The vote irked Council Chairman Phil Mendelson (D), who supported the charter amendment and has argues any delay would overturn the voters’ will. But it did not appear Monday that Mendelson had gathered enough votes to reverse course. Jack Evans (D-Ward 2), a proponent of the delay, said he was confident there were still eight votes in favor of delay, while Mendelson said he had “not looked carefully at the numbers.”
There has been some outside lobbying trying to keep the measure on the 2014 ballot.

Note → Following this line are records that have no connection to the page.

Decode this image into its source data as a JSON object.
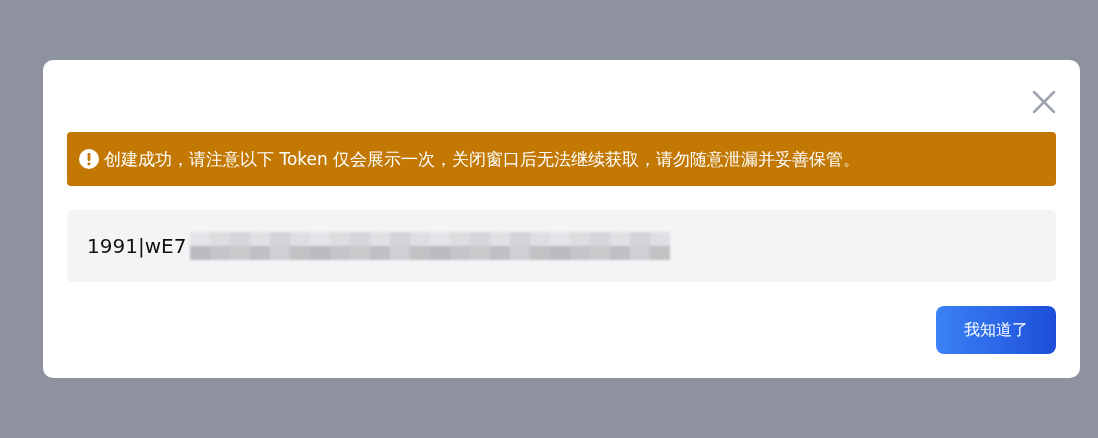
{
  "dialog": {
    "alert": "创建成功，请注意以下 Token 仅会展示一次，关闭窗口后无法继续获取，请勿随意泄漏并妥善保管。",
    "token": "1991|wE7",
    "confirm_button": "我知道了"
  }
}
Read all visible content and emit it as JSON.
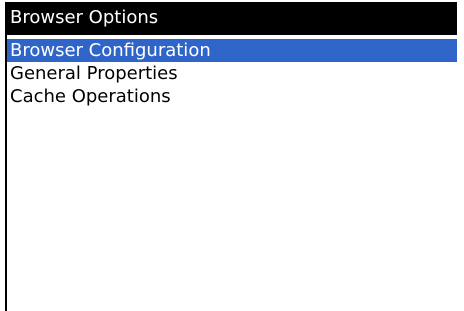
{
  "app": {
    "title": "Browser Options"
  },
  "menu": {
    "items": [
      {
        "label": "Browser Configuration",
        "selected": true
      },
      {
        "label": "General Properties",
        "selected": false
      },
      {
        "label": "Cache Operations",
        "selected": false
      }
    ]
  },
  "colors": {
    "title_background": "#000000",
    "title_text": "#ffffff",
    "selection_background": "#2f64c8",
    "selection_text": "#ffffff",
    "item_text": "#000000",
    "panel_background": "#ffffff"
  }
}
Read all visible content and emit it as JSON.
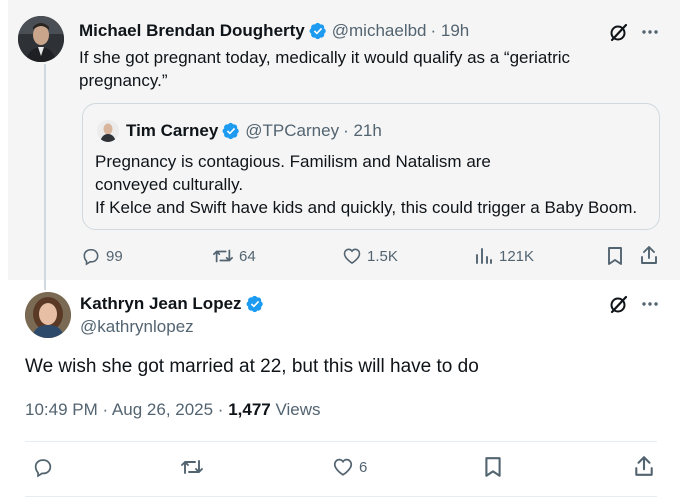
{
  "parent_tweet": {
    "author": "Michael Brendan Dougherty",
    "handle": "@michaelbd",
    "time": "· 19h",
    "text": "If she got pregnant today, medically it would qualify as a “geriatric pregnancy.”",
    "quote": {
      "author": "Tim Carney",
      "handle": "@TPCarney",
      "time": "· 21h",
      "line1": "Pregnancy is contagious. Familism and Natalism are conveyed culturally.",
      "line2": "If Kelce and Swift have kids and quickly, this could trigger a Baby Boom."
    },
    "replies": "99",
    "reposts": "64",
    "likes": "1.5K",
    "views": "121K"
  },
  "main_tweet": {
    "author": "Kathryn Jean Lopez",
    "handle": "@kathrynlopez",
    "text": "We wish she got married at 22, but this will have to do",
    "timestamp": "10:49 PM · Aug 26, 2025 ·",
    "views_count": "1,477",
    "views_label": "Views",
    "likes": "6"
  },
  "colors": {
    "verified": "#1d9bf0",
    "secondary_text": "#536471",
    "primary_text": "#0f1419",
    "parent_bg": "#f5f5f5"
  },
  "icons": [
    "grok-icon",
    "more-icon",
    "reply-icon",
    "repost-icon",
    "like-icon",
    "views-icon",
    "bookmark-icon",
    "share-icon",
    "verified-badge-icon"
  ]
}
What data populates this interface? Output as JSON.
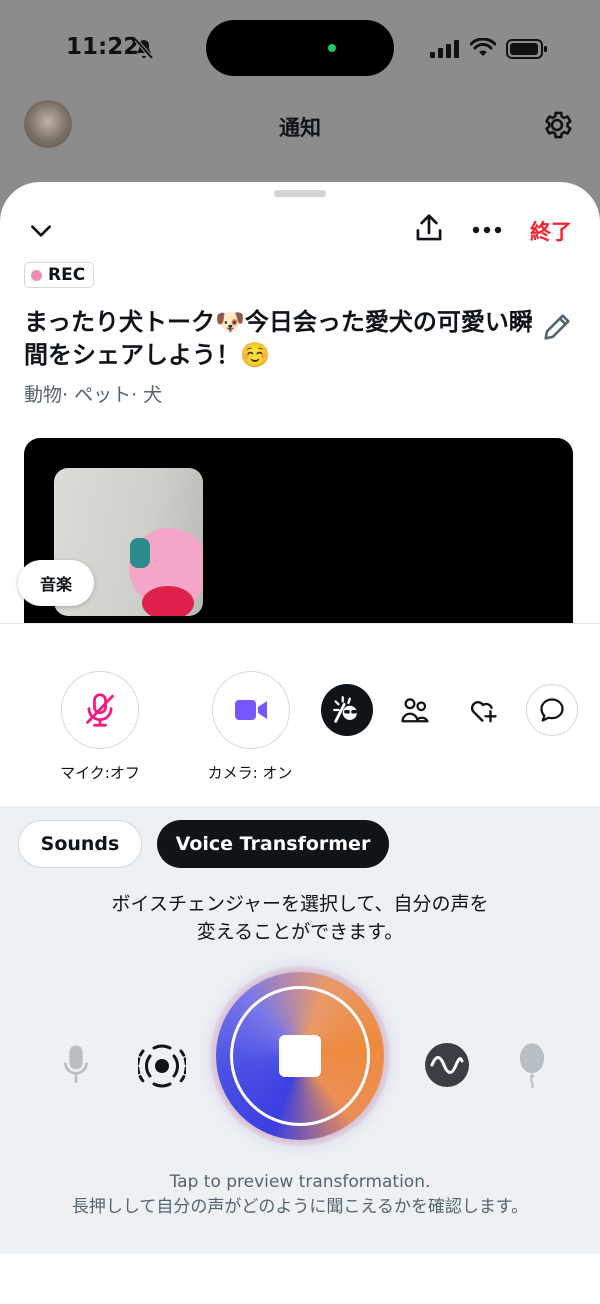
{
  "status": {
    "time": "11:22"
  },
  "background": {
    "title": "通知"
  },
  "space": {
    "end_label": "終了",
    "rec_label": "REC",
    "title": "まったり犬トーク🐶今日会った愛犬の可愛い瞬間をシェアしよう！☺️",
    "topics": "動物· ペット· 犬",
    "music_pill": "音楽"
  },
  "controls": {
    "mic_label": "マイク:オフ",
    "camera_label": "カメラ: オン"
  },
  "panel": {
    "tabs": [
      {
        "label": "Sounds",
        "selected": false
      },
      {
        "label": "Voice Transformer",
        "selected": true
      }
    ],
    "description_line1": "ボイスチェンジャーを選択して、自分の声を",
    "description_line2": "変えることができます。",
    "hint_line1": "Tap to preview transformation.",
    "hint_line2": "長押しして自分の声がどのように聞こえるかを確認します。"
  },
  "colors": {
    "accent_end": "#f4212e",
    "camera_accent": "#7856ff",
    "mic_off": "#f91880",
    "rec_dot": "#f58ab6"
  },
  "icons": [
    "bell-off-icon",
    "signal-icon",
    "wifi-icon",
    "battery-icon",
    "gear-icon",
    "chevron-down-icon",
    "share-icon",
    "more-icon",
    "pencil-icon",
    "mic-off-icon",
    "video-camera-icon",
    "voice-effect-icon",
    "people-icon",
    "heart-plus-icon",
    "chat-icon",
    "microphone-icon",
    "vibrate-voice-icon",
    "stop-icon",
    "wave-icon",
    "balloon-icon"
  ]
}
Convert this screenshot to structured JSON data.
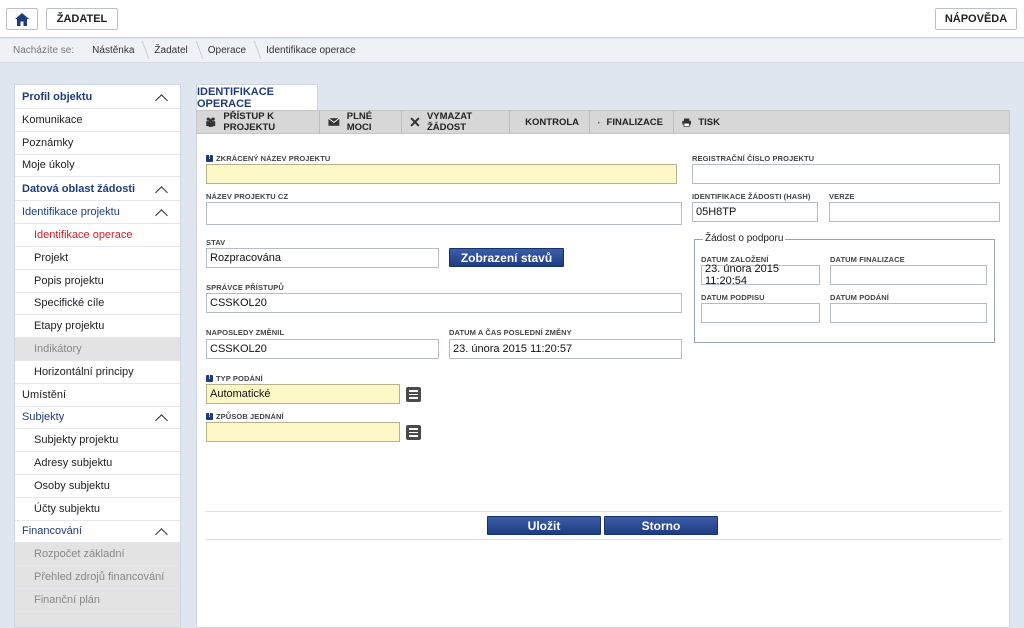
{
  "header": {
    "zadatel_label": "ŽADATEL",
    "help_label": "NÁPOVĚDA"
  },
  "breadcrumb": {
    "prefix": "Nacházíte se:",
    "items": [
      "Nástěnka",
      "Žadatel",
      "Operace",
      "Identifikace operace"
    ]
  },
  "sidebar": {
    "items": [
      {
        "label": "Profil objektu",
        "type": "head",
        "chevron": true
      },
      {
        "label": "Komunikace",
        "type": "item"
      },
      {
        "label": "Poznámky",
        "type": "item"
      },
      {
        "label": "Moje úkoly",
        "type": "item"
      },
      {
        "label": "Datová oblast žádosti",
        "type": "head",
        "chevron": true
      },
      {
        "label": "Identifikace projektu",
        "type": "sub-head",
        "chevron": true
      },
      {
        "label": "Identifikace operace",
        "type": "child active"
      },
      {
        "label": "Projekt",
        "type": "child"
      },
      {
        "label": "Popis projektu",
        "type": "child"
      },
      {
        "label": "Specifické cíle",
        "type": "child"
      },
      {
        "label": "Etapy projektu",
        "type": "child"
      },
      {
        "label": "Indikátory",
        "type": "child disabled"
      },
      {
        "label": "Horizontální principy",
        "type": "child"
      },
      {
        "label": "Umístění",
        "type": "item"
      },
      {
        "label": "Subjekty",
        "type": "sub-head",
        "chevron": true
      },
      {
        "label": "Subjekty projektu",
        "type": "child"
      },
      {
        "label": "Adresy subjektu",
        "type": "child"
      },
      {
        "label": "Osoby subjektu",
        "type": "child"
      },
      {
        "label": "Účty subjektu",
        "type": "child"
      },
      {
        "label": "Financování",
        "type": "sub-head",
        "chevron": true
      },
      {
        "label": "Rozpočet základní",
        "type": "child disabled"
      },
      {
        "label": "Přehled zdrojů financování",
        "type": "child disabled"
      },
      {
        "label": "Finanční plán",
        "type": "child disabled"
      },
      {
        "label": "",
        "type": "child disabled"
      }
    ]
  },
  "panel": {
    "tab_title": "IDENTIFIKACE OPERACE",
    "toolbar": [
      {
        "label": "PŘÍSTUP K PROJEKTU",
        "icon": "people-icon"
      },
      {
        "label": "PLNÉ MOCI",
        "icon": "envelope-icon"
      },
      {
        "label": "VYMAZAT ŽÁDOST",
        "icon": "delete-icon"
      },
      {
        "label": "KONTROLA",
        "icon": "check-icon"
      },
      {
        "label": "FINALIZACE",
        "icon": "lock-icon"
      },
      {
        "label": "TISK",
        "icon": "print-icon"
      }
    ]
  },
  "form": {
    "zkraceny_nazev": {
      "label": "ZKRÁCENÝ NÁZEV PROJEKTU",
      "value": ""
    },
    "nazev_cz": {
      "label": "NÁZEV PROJEKTU CZ",
      "value": ""
    },
    "stav": {
      "label": "STAV",
      "value": "Rozpracována"
    },
    "zobrazeni_stavu": "Zobrazení stavů",
    "spravce": {
      "label": "SPRÁVCE PŘÍSTUPŮ",
      "value": "CSSKOL20"
    },
    "naposledy": {
      "label": "NAPOSLEDY ZMĚNIL",
      "value": "CSSKOL20"
    },
    "datum_zmeny": {
      "label": "DATUM A ČAS POSLEDNÍ ZMĚNY",
      "value": "23. února 2015 11:20:57"
    },
    "typ_podani": {
      "label": "TYP PODÁNÍ",
      "value": "Automatické"
    },
    "zpusob_jednani": {
      "label": "ZPŮSOB JEDNÁNÍ",
      "value": ""
    },
    "registracni_cislo": {
      "label": "REGISTRAČNÍ ČÍSLO PROJEKTU",
      "value": ""
    },
    "identifikace_hash": {
      "label": "IDENTIFIKACE ŽÁDOSTI (HASH)",
      "value": "05H8TP"
    },
    "verze": {
      "label": "VERZE",
      "value": ""
    },
    "zadost": {
      "legend": "Žádost o podporu",
      "datum_zalozeni": {
        "label": "DATUM ZALOŽENÍ",
        "value": "23. února 2015 11:20:54"
      },
      "datum_finalizace": {
        "label": "DATUM FINALIZACE",
        "value": ""
      },
      "datum_podpisu": {
        "label": "DATUM PODPISU",
        "value": ""
      },
      "datum_podani": {
        "label": "DATUM PODÁNÍ",
        "value": ""
      }
    },
    "ulozit": "Uložit",
    "storno": "Storno"
  }
}
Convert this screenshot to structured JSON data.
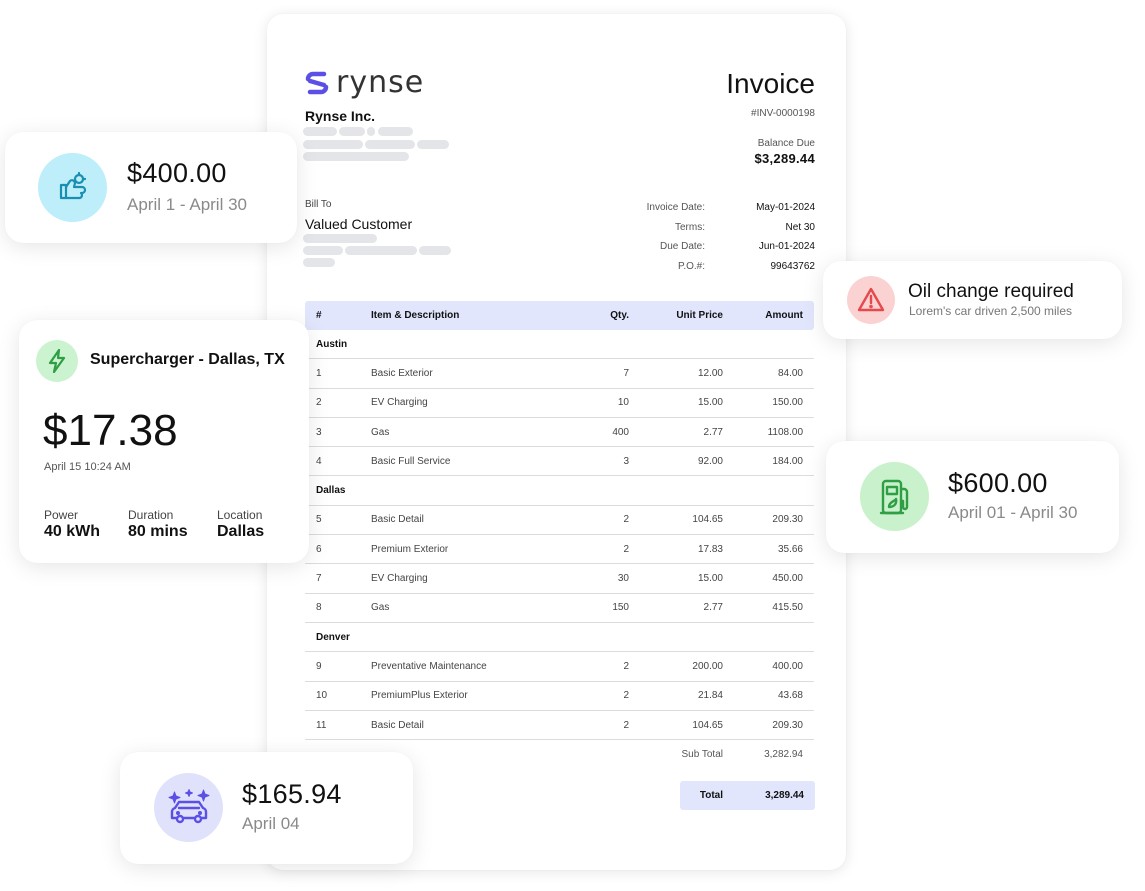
{
  "brand": {
    "logo_text": "rynse",
    "company": "Rynse Inc."
  },
  "invoice": {
    "title": "Invoice",
    "number": "#INV-0000198",
    "balance_label": "Balance Due",
    "balance_value": "$3,289.44",
    "bill_to_label": "Bill To",
    "bill_to_name": "Valued Customer",
    "meta": [
      {
        "label": "Invoice Date:",
        "value": "May-01-2024"
      },
      {
        "label": "Terms:",
        "value": "Net 30"
      },
      {
        "label": "Due Date:",
        "value": "Jun-01-2024"
      },
      {
        "label": "P.O.#:",
        "value": "99643762"
      }
    ],
    "columns": [
      "#",
      "Item & Description",
      "Qty.",
      "Unit Price",
      "Amount"
    ],
    "groups": [
      {
        "name": "Austin",
        "rows": [
          [
            "1",
            "Basic Exterior",
            "7",
            "12.00",
            "84.00"
          ],
          [
            "2",
            "EV Charging",
            "10",
            "15.00",
            "150.00"
          ],
          [
            "3",
            "Gas",
            "400",
            "2.77",
            "1108.00"
          ],
          [
            "4",
            "Basic Full Service",
            "3",
            "92.00",
            "184.00"
          ]
        ]
      },
      {
        "name": "Dallas",
        "rows": [
          [
            "5",
            "Basic Detail",
            "2",
            "104.65",
            "209.30"
          ],
          [
            "6",
            "Premium Exterior",
            "2",
            "17.83",
            "35.66"
          ],
          [
            "7",
            "EV Charging",
            "30",
            "15.00",
            "450.00"
          ],
          [
            "8",
            "Gas",
            "150",
            "2.77",
            "415.50"
          ]
        ]
      },
      {
        "name": "Denver",
        "rows": [
          [
            "9",
            "Preventative Maintenance",
            "2",
            "200.00",
            "400.00"
          ],
          [
            "10",
            "PremiumPlus Exterior",
            "2",
            "21.84",
            "43.68"
          ],
          [
            "11",
            "Basic Detail",
            "2",
            "104.65",
            "209.30"
          ]
        ]
      }
    ],
    "subtotal_label": "Sub Total",
    "subtotal_value": "3,282.94",
    "total_label": "Total",
    "total_value": "3,289.44"
  },
  "cards": {
    "service": {
      "icon": "wrench-hand-icon",
      "amount": "$400.00",
      "period": "April 1 - April 30"
    },
    "charger": {
      "icon": "lightning-bolt-icon",
      "title": "Supercharger - Dallas, TX",
      "amount": "$17.38",
      "timestamp": "April 15 10:24 AM",
      "stats": [
        {
          "label": "Power",
          "value": "40 kWh"
        },
        {
          "label": "Duration",
          "value": "80 mins"
        },
        {
          "label": "Location",
          "value": "Dallas"
        }
      ]
    },
    "alert": {
      "icon": "warning-triangle-icon",
      "title": "Oil change required",
      "subtitle": "Lorem's car driven 2,500 miles"
    },
    "fuel": {
      "icon": "fuel-pump-icon",
      "amount": "$600.00",
      "period": "April 01 - April 30"
    },
    "wash": {
      "icon": "car-sparkle-icon",
      "amount": "$165.94",
      "period": "April 04"
    }
  },
  "colors": {
    "brand": "#5b4fe6",
    "table_header": "#e1e6fd",
    "service_bg": "#bdeefa",
    "charger_bg": "#cbf3cf",
    "alert_bg": "#fbd2d2",
    "alert_icon": "#e5484d",
    "fuel_bg": "#c9f1cc",
    "wash_bg": "#e0e2fb"
  }
}
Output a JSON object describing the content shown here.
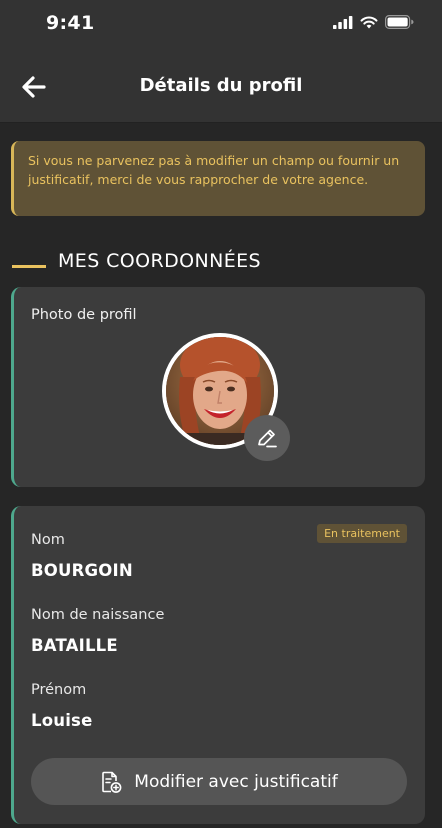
{
  "status_bar": {
    "time": "9:41"
  },
  "nav": {
    "title": "Détails du profil"
  },
  "alert": {
    "text": "Si vous ne parvenez pas à modifier un champ ou fournir un justificatif, merci de vous rapprocher de votre agence."
  },
  "section": {
    "title": "MES COORDONNÉES"
  },
  "photo_card": {
    "label": "Photo de profil"
  },
  "identity_card": {
    "badge": "En traitement",
    "fields": [
      {
        "label": "Nom",
        "value": "BOURGOIN"
      },
      {
        "label": "Nom de naissance",
        "value": "BATAILLE"
      },
      {
        "label": "Prénom",
        "value": "Louise"
      }
    ],
    "button_label": "Modifier avec justificatif"
  },
  "colors": {
    "background": "#262626",
    "card": "#3c3c3c",
    "accent_gold": "#e9c25f",
    "accent_green": "#4ea88d"
  },
  "icons": [
    "signal-icon",
    "wifi-icon",
    "battery-icon",
    "back-arrow-icon",
    "pencil-icon",
    "document-add-icon"
  ]
}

The D.C. Appleseed Center for Law and Justice sent an alert to supporters on Friday citing a “growing sentiment among Councilmembers that the election should take place next year.” But one member targeted by the group, Mary M. Cheh (D-Ward 3), said she planned to endorse the delay Tuesday — while also pursuing an effort to have the attorney general election converted into a nonpartisan race, allowing a vote as soon as November 2014.
That course, however, has been opposed by the council in the past and would require Congress to take action to amend the charter in relatively short order, which is far from a sure thing.
Zukerberg, who ran unsuccessfully for an at-large council seat earlier this year but says he has no plans to run for attorney general, said the council is being disingenuous in calling their move a mere delay.
“That’s the argument of every totalitarian government: ‘We’re delaying the elections; we’re not going to cancel them,'” he said, adding that a delay would undermine city leaders’ case for greater voting rights and autonomy from the federal government: “We lose all credibility with Congress and the president when we turn around and don’t respect the rights of our own voters.”